GRE Test Centers in Antigua and Barbuda

By | August 27, 2019

GRE Testing Locations

Decided to take GRE exam? Now it is time to determine where to take the test.  This site provides a full list of GRE testing centers in Antigua and Barbuda, among which, you can choose one that is nearest to you. Good news is that the following GRE test locations in Antigua and Barbuda offer both GRE general test and the GRE subject tests.

GRE Test Centers in Antigua and Barbuda

Paper-delivered Test Centers for General Test

Code Name
10576 St. John, Ministry of Education


GRE Test Dates

There are two types of test format offered by the test maker – ETS: Computer-delivered and Paper-delivered GRE general tests.  For computer based test format, the GRE General Test is offered year-round on a continuous basis, and available for registration on a first-come, first-served basis. For paper based general test,  testing is available three times per year. The following test dates apply:

Test Dates for Paper Based Deadlines for Registration Scores Available
November 09, 2019 October 4, 2019 December 20, 2019
February 1, 2020 December 27, 2019 March 13, 2020

GRE Subject Tests in Antigua and Barbuda

The GRE Subject Tests are available on paper based only. In all GRE test centers throughout the world (both inside and outside United States), the exam is available three times a year. The three test dates are:

  • April
  • September
  • October

GRE Testing Locations in Antigua and Barbuda

More about Antigua and Barbuda

  • ALLCOUNTRYLIST: Overview of major industries in Antigua and Barbuda, including mining, construction, transportation, tourism, and foreign trade.


The majority of the population is of African descent (90%). Mixed race and whites form small minorities. The official language is English, the colloquial language is Creole based on English. The majority of the population lives in Antigua with the capital Saint John’s. The only larger town on Barbuda is Codrington; Redonda is completely uninhabited. The proportion of the urban population is only 23% (2017); the population density is 232 residents per km 2.

Social: The Antilles state has a health system based on the British model, which has a comparatively high quality standard in the Caribbean. In addition to health insurance, the state social security system also includes Old-age pensions, maternal allowances and unemployment insurance.


There is freedom of religion. According to the last available official survey (2011), the Anglican Church (part of the Anglican Ecclesiastical Province of West Indies) accounts for 17.6% of the population, the Catholic Church (belonging to the suffragan diocese of Saint John’s-Basseterre of the Archdiocese of Castries) and more than 8.2% 50% to Protestant churches such as Seventh-day Adventists (12.4%), Pentecostals (12.2%), Moravian Church (8.3%), Methodists (5.6%) and others Other religious communities are estimated at 12.2% of the population. 5.5% cannot be assigned, 5.9% are classified as not religiously bound.

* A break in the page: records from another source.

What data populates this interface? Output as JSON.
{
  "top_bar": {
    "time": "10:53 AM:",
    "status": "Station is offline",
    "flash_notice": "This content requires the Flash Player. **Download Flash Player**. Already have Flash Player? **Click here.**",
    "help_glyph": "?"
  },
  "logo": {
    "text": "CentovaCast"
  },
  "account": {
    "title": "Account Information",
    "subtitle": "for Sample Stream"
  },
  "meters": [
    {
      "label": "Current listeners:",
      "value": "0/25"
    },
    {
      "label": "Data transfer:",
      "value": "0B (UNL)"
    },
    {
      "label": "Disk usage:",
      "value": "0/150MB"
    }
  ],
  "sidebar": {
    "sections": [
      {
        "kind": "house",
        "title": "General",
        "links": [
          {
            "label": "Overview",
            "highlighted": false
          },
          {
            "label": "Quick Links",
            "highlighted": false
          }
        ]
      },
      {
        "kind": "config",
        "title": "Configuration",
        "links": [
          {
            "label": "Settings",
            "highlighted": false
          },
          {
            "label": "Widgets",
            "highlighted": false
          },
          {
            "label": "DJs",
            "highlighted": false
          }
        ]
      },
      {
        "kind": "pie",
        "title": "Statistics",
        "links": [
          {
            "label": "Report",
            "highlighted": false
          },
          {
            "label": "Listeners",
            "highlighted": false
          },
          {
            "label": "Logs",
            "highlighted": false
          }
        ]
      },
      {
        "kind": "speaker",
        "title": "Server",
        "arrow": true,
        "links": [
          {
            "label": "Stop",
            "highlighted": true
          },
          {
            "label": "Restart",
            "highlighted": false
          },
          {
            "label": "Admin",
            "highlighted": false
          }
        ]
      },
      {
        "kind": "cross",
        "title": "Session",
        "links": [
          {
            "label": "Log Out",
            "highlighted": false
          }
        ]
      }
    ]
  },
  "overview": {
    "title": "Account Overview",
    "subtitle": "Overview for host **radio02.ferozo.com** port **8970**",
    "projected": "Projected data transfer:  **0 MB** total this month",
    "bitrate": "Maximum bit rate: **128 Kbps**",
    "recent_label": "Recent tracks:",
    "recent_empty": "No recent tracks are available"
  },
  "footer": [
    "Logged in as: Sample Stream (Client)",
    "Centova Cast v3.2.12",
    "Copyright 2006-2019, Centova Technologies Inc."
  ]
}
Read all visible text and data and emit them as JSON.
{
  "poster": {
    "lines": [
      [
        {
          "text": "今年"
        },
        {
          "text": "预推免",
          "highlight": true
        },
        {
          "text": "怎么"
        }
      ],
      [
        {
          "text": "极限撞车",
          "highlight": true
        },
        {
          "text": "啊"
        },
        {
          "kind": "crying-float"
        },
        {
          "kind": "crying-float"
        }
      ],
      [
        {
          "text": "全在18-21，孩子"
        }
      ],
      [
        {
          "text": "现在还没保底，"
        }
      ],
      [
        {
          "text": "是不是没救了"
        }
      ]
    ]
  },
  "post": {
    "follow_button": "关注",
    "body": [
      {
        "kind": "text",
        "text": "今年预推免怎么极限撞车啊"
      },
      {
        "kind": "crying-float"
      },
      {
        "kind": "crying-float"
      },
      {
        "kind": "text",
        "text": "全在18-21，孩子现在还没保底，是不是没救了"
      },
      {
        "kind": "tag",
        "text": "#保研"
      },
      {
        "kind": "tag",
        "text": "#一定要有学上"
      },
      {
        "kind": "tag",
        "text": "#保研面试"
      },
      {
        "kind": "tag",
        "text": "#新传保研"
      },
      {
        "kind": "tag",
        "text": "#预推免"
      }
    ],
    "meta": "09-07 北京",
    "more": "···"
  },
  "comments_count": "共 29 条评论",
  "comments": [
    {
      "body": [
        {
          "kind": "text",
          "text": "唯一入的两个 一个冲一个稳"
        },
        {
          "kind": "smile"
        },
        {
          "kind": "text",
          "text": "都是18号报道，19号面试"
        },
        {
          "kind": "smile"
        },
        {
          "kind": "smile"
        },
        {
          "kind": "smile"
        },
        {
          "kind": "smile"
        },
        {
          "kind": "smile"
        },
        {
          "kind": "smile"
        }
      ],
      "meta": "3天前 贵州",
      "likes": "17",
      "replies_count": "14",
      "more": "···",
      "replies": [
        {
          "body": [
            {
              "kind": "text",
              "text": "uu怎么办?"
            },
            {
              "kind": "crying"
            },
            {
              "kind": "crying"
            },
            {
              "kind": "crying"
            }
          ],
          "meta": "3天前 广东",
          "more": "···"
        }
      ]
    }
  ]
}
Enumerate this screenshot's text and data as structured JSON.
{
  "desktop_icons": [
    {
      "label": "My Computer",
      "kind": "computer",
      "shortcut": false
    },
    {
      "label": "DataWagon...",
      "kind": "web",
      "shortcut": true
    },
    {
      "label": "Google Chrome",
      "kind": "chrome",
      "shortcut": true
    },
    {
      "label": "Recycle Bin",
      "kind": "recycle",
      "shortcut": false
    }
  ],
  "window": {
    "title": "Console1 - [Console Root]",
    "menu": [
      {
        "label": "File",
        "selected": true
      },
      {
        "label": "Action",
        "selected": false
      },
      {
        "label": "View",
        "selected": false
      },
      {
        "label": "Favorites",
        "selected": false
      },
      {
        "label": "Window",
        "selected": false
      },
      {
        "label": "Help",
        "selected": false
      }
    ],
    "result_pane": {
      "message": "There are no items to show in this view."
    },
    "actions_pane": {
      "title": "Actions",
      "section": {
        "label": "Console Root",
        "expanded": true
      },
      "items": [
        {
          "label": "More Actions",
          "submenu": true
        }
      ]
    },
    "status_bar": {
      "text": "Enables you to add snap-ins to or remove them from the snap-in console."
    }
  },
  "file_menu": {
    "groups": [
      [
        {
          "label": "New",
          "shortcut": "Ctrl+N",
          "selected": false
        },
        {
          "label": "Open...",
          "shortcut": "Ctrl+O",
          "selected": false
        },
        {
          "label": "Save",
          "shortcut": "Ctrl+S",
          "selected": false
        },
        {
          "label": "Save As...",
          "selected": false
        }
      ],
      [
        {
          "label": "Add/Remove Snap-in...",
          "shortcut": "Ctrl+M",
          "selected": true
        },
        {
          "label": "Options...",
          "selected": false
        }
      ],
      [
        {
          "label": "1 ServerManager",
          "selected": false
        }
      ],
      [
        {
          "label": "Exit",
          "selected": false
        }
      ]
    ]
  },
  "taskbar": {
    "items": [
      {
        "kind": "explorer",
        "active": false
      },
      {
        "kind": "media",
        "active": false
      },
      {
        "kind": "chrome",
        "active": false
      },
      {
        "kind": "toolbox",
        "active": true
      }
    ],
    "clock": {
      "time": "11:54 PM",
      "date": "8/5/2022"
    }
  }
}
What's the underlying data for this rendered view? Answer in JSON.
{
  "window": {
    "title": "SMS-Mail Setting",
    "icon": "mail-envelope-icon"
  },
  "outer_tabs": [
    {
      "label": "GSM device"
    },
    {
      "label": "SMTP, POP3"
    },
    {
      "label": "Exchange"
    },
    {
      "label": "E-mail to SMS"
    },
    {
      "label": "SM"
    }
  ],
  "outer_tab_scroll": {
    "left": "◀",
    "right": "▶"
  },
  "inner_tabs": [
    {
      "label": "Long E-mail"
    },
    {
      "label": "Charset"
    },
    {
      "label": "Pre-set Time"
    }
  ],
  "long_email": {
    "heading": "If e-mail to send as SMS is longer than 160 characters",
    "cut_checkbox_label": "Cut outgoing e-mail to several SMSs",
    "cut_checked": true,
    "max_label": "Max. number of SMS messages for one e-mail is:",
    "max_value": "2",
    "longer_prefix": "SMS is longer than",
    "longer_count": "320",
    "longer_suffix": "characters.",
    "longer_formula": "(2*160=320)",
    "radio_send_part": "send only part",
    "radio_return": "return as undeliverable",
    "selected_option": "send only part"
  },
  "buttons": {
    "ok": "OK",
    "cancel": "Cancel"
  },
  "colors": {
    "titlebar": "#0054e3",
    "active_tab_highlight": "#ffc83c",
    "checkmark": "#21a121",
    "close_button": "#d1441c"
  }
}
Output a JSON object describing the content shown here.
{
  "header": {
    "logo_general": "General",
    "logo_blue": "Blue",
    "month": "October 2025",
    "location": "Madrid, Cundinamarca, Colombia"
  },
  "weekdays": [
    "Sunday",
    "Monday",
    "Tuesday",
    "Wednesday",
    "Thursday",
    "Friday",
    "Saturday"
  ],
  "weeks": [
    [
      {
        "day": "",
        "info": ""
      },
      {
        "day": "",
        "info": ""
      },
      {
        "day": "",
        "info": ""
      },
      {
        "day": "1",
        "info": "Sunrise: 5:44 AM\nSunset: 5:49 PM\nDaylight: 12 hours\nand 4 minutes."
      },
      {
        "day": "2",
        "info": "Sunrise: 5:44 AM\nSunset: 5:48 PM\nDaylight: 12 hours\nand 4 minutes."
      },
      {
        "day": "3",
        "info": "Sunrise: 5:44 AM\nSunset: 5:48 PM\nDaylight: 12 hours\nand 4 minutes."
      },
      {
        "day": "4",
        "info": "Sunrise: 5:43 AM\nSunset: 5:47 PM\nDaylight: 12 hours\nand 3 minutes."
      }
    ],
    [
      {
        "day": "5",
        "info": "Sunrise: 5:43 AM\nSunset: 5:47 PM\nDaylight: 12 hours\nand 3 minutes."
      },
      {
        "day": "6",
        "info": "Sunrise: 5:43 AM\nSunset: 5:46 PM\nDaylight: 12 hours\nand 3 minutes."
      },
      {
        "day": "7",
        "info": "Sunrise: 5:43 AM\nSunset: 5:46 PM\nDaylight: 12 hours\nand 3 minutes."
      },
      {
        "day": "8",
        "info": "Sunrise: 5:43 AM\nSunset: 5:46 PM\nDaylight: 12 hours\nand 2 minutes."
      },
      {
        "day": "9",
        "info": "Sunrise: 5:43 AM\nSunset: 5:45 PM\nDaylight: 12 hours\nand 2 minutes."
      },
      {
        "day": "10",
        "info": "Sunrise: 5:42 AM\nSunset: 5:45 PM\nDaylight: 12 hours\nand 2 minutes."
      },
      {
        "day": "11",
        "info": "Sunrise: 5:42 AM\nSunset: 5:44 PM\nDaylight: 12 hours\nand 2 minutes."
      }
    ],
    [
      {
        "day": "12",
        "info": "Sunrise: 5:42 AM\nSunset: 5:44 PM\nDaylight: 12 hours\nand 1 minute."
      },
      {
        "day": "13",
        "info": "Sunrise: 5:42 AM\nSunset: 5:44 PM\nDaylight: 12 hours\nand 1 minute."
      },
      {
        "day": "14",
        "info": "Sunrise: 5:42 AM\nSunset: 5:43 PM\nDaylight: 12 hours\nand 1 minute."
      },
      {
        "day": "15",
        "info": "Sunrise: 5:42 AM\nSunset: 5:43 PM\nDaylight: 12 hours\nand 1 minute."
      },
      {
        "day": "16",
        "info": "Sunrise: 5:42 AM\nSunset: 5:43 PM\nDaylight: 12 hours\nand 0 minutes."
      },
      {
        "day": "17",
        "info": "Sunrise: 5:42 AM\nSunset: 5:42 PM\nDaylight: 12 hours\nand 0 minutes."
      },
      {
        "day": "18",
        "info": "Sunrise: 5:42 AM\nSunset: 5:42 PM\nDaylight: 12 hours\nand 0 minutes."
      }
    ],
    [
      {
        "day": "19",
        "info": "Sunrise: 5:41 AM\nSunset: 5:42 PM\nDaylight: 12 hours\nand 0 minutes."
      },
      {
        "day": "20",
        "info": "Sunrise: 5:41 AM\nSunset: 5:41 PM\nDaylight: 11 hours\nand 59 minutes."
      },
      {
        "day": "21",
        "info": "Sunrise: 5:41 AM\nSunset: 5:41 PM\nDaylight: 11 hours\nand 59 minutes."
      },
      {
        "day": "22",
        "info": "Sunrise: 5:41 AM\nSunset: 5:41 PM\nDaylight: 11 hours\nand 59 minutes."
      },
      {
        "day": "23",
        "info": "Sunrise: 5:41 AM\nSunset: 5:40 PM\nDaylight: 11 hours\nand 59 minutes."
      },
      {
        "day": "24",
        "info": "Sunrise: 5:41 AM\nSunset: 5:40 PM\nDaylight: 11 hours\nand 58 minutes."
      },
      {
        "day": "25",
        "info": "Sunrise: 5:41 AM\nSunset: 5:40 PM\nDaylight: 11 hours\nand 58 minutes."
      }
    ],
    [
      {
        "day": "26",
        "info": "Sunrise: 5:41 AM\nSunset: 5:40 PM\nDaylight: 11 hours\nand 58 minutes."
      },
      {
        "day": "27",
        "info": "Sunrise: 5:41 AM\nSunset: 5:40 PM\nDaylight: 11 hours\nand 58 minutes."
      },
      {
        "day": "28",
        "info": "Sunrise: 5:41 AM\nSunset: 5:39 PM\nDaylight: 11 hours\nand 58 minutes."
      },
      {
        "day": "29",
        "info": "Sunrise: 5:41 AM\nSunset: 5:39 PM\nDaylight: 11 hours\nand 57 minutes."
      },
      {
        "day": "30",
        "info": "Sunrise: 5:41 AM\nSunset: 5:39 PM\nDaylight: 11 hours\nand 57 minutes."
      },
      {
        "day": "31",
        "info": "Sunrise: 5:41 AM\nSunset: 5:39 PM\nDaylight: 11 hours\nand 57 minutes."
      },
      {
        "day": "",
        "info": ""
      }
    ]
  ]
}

According to the constitution of November 1, 1981, Antigua and Barbuda is a parliamentary monarchy in the Commonwealth. The head of state is the British monarch, represented by a local governor general. The Parliament consists of a House of Representatives, elected every five years, with 17 to 19 members and a Senate with 17 members appointed by the Governor General. The Prime Minister elected by the House of Representatives is the head of government.


The most influential parties are the reformist United Progressive Party (UPP) and the left-wing Antigua Labor Party (ALP). Barbuda People’s Movement (BPM) strives for Barbuda’s independence.


The Trades Union Congress brings together the Antigua Trades and Labor Union (ATLU), the Antigua and Barbuda Worker’s Union (AWU), the Antigua and Barbuda Public Service Association (ABPSA) and three other smaller special unions. Check themakeupexplorer to see Trade Unions in Caribbean.


The defense forces consist of 170 light weapons and two patrol boats.


The island of Antigua is divided into 6 districts. Barbuda and Redonda are dependencies.


The law corresponds to English common law. There are several magistrate courts; The courts of appeal are the East Caribbean Supreme Court in Saint Lucia and the Caribbean Court of Justice (CCJ) based in Port of Spain (Trinidad and Tobago).


School attendance is compulsory from the age of 5 to 16. The majority of the educational institutions are administered by the state. The primary level comprises seven years, the secondary level five years (divided into a three- and a two-year cycle). The University of the West Indies School of Continuing Studies, Antigua State College (including teacher training) and the Hotel Training School offer tertiary education. – Public spending on education represents around 2.6% of gross domestic product (GDP). The literacy rate among adults (15 year olds and older) is around 99%.


In addition to the daily newspaper “Daily Observer”, “The Worker’s Voice” appears twice a week (organ of the ALP and the ATLU trade union). Radio and television programs are offered by the state-run Antigua and Barbuda Broadcasting Service (ABS). Commercial broadcasters are Observer Radio, Caribbean Relay and CTV Entertainment Systems; Caribbean Radio Lighthouse is run by Baptists.